Uncle David told me that when he was a kid in the 40s, the public swimming pool on the Black side of town was called “the ink well.” He added, “Terrible!”
I don’t know what age I was when my dad first shared his theory that there was nothing inferior or superior about black people or white people, but that each just had a visceral, perhaps natural disgust toward the other race. There was no disparagement of Black people in our house, but my younger sister did remind me of our shock one day in the car when Dad got mad at a Black motorist and shouted (not so the man could hear), “You … monkey’s uncle!”
Dad loved “The Cosby Show,” though his ad agency had hired Bill for some commercials and he was supposedly a big asshole to work with.
After an almost perfect Republican voting record beginning with Thomas Dewey, Dad, then sick with pancreatic cancer, voted for Barack Obama for president, and cried in disbelief afterward that he had lived long enough to vote for a Black man for president. Just barely. He did not live to see the inauguration.
In college, I saw Do the Right Thing. It was stranger to me than Alien.
Soon after I moved to Chicago, I rode the Lake Street El past the hulking, dismal Henry Horner Homes public housing projects, while reading the book about life there, Alex Kotlowitz’s There Are No Children Here. It seemed to me that I was looking directly at the biggest problem in America.
At my first job, in the early 1990s, two Black employees—they were actual sisters—marched into the CEO’s office one day in January and said loudly enough that people outside the office could hear, “Hey, how about you make Martin Luther King Day a company holiday and give everybody the day off?” Startled, he said, “Okay?” And from then on, we had MLK Day off.
Someone closely connected with a Chicago police detective in Black neighborhoods told me that the police routinely beat confessions out of suspects with phone books because they don’t leave marks, and because the police’s attitude was, “They’re going to say we beat ‘em anyway, so we might as well.”
In our late twenties, my wife went to work as a school teacher on the West Side of Chicago, and started bringing poor Black kids home, to sleep in our house when there was too much trouble in theirs. I went along with this, despite extreme and not fully understood discomfort and resentment. I took a special interest in one of the kids, a sweet and handsome teenage artist named Bryant. He liked to drive around in the decrepit, roofless truck I had at the time, because he liked to admire himself in the big side mirrors.
One day as we rattled down Division Street, Bryant casually asked me why I drove such an unreliable bucket of bolts when I didn’t have to. I said I liked the adventure of it—because you just never knew what was going to happen!

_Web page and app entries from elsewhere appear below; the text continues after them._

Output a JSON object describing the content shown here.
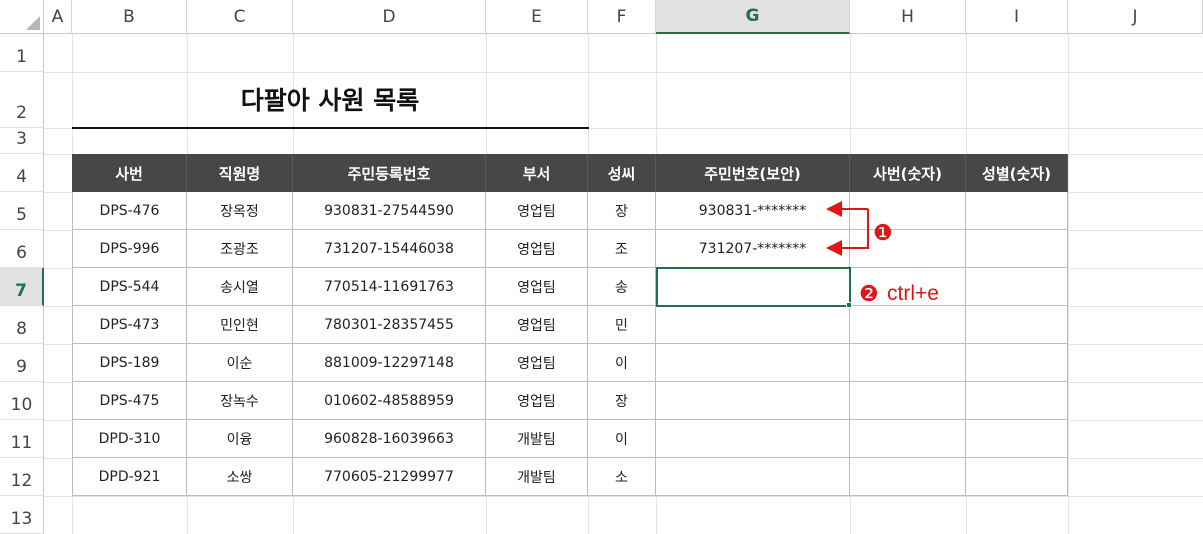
{
  "columns": [
    "A",
    "B",
    "C",
    "D",
    "E",
    "F",
    "G",
    "H",
    "I",
    "J"
  ],
  "rows": [
    "1",
    "2",
    "3",
    "4",
    "5",
    "6",
    "7",
    "8",
    "9",
    "10",
    "11",
    "12",
    "13"
  ],
  "selected_column": "G",
  "selected_row": "7",
  "title": "다팔아 사원 목록",
  "table": {
    "headers": [
      "사번",
      "직원명",
      "주민등록번호",
      "부서",
      "성씨",
      "주민번호(보안)",
      "사번(숫자)",
      "성별(숫자)"
    ],
    "rows": [
      [
        "DPS-476",
        "장옥정",
        "930831-27544590",
        "영업팀",
        "장",
        "930831-*******",
        "",
        ""
      ],
      [
        "DPS-996",
        "조광조",
        "731207-15446038",
        "영업팀",
        "조",
        "731207-*******",
        "",
        ""
      ],
      [
        "DPS-544",
        "송시열",
        "770514-11691763",
        "영업팀",
        "송",
        "",
        "",
        ""
      ],
      [
        "DPS-473",
        "민인현",
        "780301-28357455",
        "영업팀",
        "민",
        "",
        "",
        ""
      ],
      [
        "DPS-189",
        "이순",
        "881009-12297148",
        "영업팀",
        "이",
        "",
        "",
        ""
      ],
      [
        "DPS-475",
        "장녹수",
        "010602-48588959",
        "영업팀",
        "장",
        "",
        "",
        ""
      ],
      [
        "DPD-310",
        "이융",
        "960828-16039663",
        "개발팀",
        "이",
        "",
        "",
        ""
      ],
      [
        "DPD-921",
        "소쌍",
        "770605-21299977",
        "개발팀",
        "소",
        "",
        "",
        ""
      ]
    ]
  },
  "annotations": {
    "step1_badge": "❶",
    "step2_badge": "❷",
    "step2_text": "ctrl+e"
  },
  "colors": {
    "header_bg": "#474747",
    "selection": "#217346",
    "annotation": "#e01515"
  }
}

“Dave?” he said, cautiously.
“Sometimes, I think white people don’t have enough problems.”
What my Black friend actually wrote in response was, “What does this mean? What do you want us to take away from this? I can see the tangled history with race. But what have you discovered? What has that tangled history left you with? What would you like us to do with this, become because of it, learn from it?”
No. It’s not a teaching document. It’s a learning document, for me, and for anyone who knows me. If it moved you to do an intake of your own, on paper or in your head, I think that would be terrific. But that, too, would be mostly for you.

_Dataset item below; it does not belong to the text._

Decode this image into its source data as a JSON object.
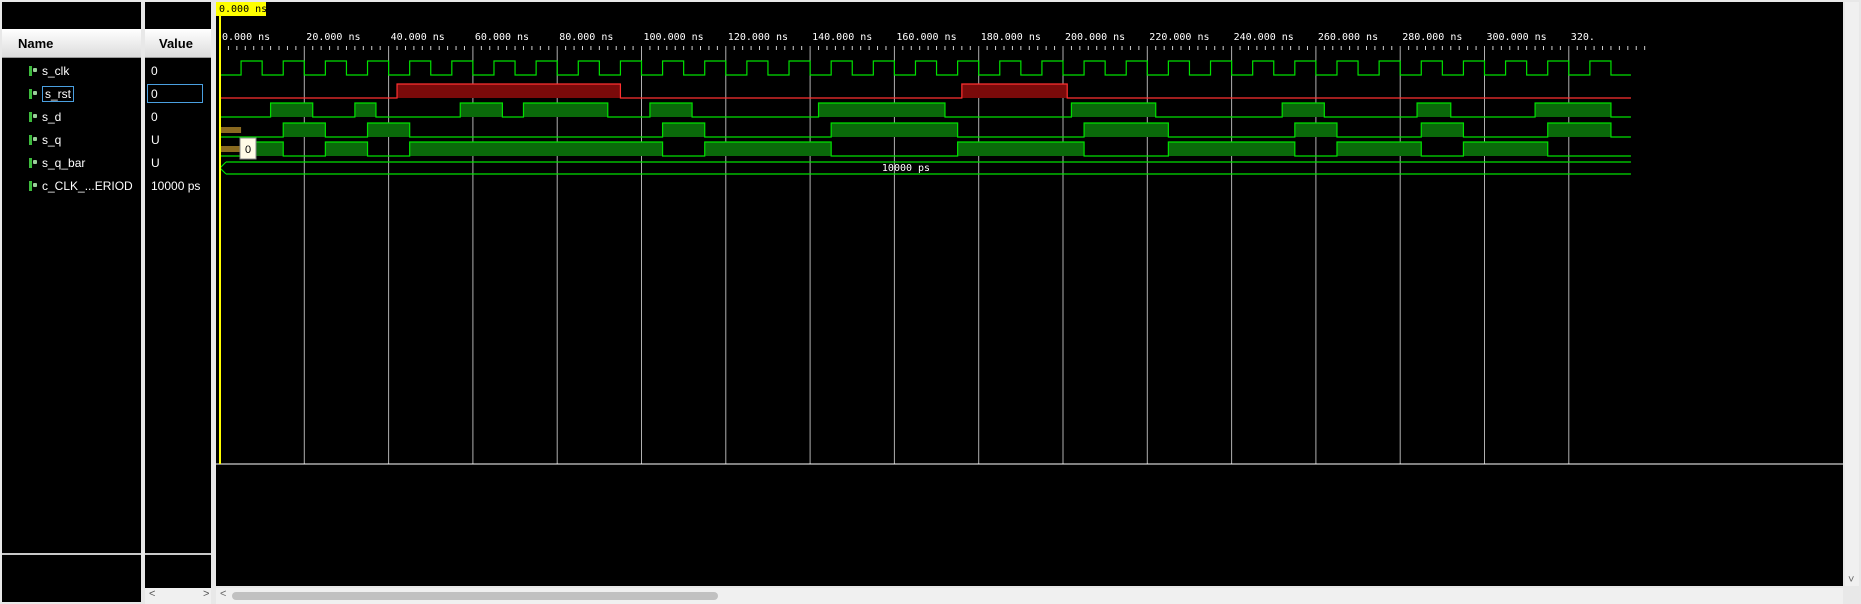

But to Bryant’s question of two decades ago: I think white people have plenty of problems—especially those of us who want to get to the end of our lives having become (let alone having raised) saner citizens of this insane nation that we love, nevertheless.
Mimi Hanlon says